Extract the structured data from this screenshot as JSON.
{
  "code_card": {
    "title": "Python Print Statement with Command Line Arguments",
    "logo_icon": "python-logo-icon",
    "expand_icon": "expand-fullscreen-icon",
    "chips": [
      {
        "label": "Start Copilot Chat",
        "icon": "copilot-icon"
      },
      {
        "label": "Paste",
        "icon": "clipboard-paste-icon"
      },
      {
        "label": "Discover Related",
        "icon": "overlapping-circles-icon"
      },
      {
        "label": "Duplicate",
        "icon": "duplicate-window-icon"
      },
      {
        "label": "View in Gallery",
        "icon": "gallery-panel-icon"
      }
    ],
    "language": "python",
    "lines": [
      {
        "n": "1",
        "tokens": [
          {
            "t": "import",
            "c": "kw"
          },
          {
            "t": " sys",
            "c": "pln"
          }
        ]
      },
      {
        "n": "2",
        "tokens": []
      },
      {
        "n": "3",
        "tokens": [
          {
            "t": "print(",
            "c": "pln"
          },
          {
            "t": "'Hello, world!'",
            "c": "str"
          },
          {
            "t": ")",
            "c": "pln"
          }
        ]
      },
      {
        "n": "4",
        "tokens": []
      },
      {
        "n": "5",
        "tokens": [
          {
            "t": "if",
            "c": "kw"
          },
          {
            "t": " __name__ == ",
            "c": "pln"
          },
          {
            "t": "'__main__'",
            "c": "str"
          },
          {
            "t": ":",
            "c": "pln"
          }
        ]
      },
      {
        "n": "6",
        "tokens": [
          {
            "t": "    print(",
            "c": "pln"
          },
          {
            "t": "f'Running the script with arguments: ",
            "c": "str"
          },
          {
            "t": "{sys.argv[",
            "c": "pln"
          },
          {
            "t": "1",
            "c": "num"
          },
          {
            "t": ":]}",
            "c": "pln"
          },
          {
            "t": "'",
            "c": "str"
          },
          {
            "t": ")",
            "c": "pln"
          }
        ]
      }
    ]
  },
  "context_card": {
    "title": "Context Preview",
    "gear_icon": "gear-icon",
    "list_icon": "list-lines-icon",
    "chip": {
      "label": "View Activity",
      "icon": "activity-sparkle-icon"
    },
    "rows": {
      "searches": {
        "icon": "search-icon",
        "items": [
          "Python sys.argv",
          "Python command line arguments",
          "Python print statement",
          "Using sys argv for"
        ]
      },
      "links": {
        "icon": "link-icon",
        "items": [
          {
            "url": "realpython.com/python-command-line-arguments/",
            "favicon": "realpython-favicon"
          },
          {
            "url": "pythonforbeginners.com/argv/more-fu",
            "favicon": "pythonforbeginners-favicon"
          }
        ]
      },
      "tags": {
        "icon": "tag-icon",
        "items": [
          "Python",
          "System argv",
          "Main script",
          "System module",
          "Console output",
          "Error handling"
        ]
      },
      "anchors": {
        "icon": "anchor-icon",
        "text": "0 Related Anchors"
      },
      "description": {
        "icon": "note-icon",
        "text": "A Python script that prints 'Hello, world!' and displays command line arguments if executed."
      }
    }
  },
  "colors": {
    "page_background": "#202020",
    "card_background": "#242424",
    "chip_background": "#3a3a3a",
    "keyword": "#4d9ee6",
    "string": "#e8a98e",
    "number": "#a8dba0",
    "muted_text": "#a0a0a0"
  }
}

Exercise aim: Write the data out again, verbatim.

Result:
Extract the structured data from this screenshot as JSON.
{
  "code_card": {
    "title": "Python Print Statement with Command Line Arguments",
    "logo_icon": "python-logo-icon",
    "expand_icon": "expand-fullscreen-icon",
    "chips": [
      {
        "label": "Start Copilot Chat",
        "icon": "copilot-icon"
      },
      {
        "label": "Paste",
        "icon": "clipboard-paste-icon"
      },
      {
        "label": "Discover Related",
        "icon": "overlapping-circles-icon"
      },
      {
        "label": "Duplicate",
        "icon": "duplicate-window-icon"
      },
      {
        "label": "View in Gallery",
        "icon": "gallery-panel-icon"
      }
    ],
    "language": "python",
    "lines": [
      {
        "n": "1",
        "tokens": [
          {
            "t": "import",
            "c": "kw"
          },
          {
            "t": " sys",
            "c": "pln"
          }
        ]
      },
      {
        "n": "2",
        "tokens": []
      },
      {
        "n": "3",
        "tokens": [
          {
            "t": "print(",
            "c": "pln"
          },
          {
            "t": "'Hello, world!'",
            "c": "str"
          },
          {
            "t": ")",
            "c": "pln"
          }
        ]
      },
      {
        "n": "4",
        "tokens": []
      },
      {
        "n": "5",
        "tokens": [
          {
            "t": "if",
            "c": "kw"
          },
          {
            "t": " __name__ == ",
            "c": "pln"
          },
          {
            "t": "'__main__'",
            "c": "str"
          },
          {
            "t": ":",
            "c": "pln"
          }
        ]
      },
      {
        "n": "6",
        "tokens": [
          {
            "t": "    print(",
            "c": "pln"
          },
          {
            "t": "f'Running the script with arguments: ",
            "c": "str"
          },
          {
            "t": "{sys.argv[",
            "c": "pln"
          },
          {
            "t": "1",
            "c": "num"
          },
          {
            "t": ":]}",
            "c": "pln"
          },
          {
            "t": "'",
            "c": "str"
          },
          {
            "t": ")",
            "c": "pln"
          }
        ]
      }
    ]
  },
  "context_card": {
    "title": "Context Preview",
    "gear_icon": "gear-icon",
    "list_icon": "list-lines-icon",
    "chip": {
      "label": "View Activity",
      "icon": "activity-sparkle-icon"
    },
    "rows": {
      "searches": {
        "icon": "search-icon",
        "items": [
          "Python sys.argv",
          "Python command line arguments",
          "Python print statement",
          "Using sys argv for"
        ]
      },
      "links": {
        "icon": "link-icon",
        "items": [
          {
            "url": "realpython.com/python-command-line-arguments/",
            "favicon": "realpython-favicon"
          },
          {
            "url": "pythonforbeginners.com/argv/more-fu",
            "favicon": "pythonforbeginners-favicon"
          }
        ]
      },
      "tags": {
        "icon": "tag-icon",
        "items": [
          "Python",
          "System argv",
          "Main script",
          "System module",
          "Console output",
          "Error handling"
        ]
      },
      "anchors": {
        "icon": "anchor-icon",
        "text": "0 Related Anchors"
      },
      "description": {
        "icon": "note-icon",
        "text": "A Python script that prints 'Hello, world!' and displays command line arguments if executed."
      }
    }
  },
  "colors": {
    "page_background": "#202020",
    "card_background": "#242424",
    "chip_background": "#3a3a3a",
    "keyword": "#4d9ee6",
    "string": "#e8a98e",
    "number": "#a8dba0",
    "muted_text": "#a0a0a0"
  }
}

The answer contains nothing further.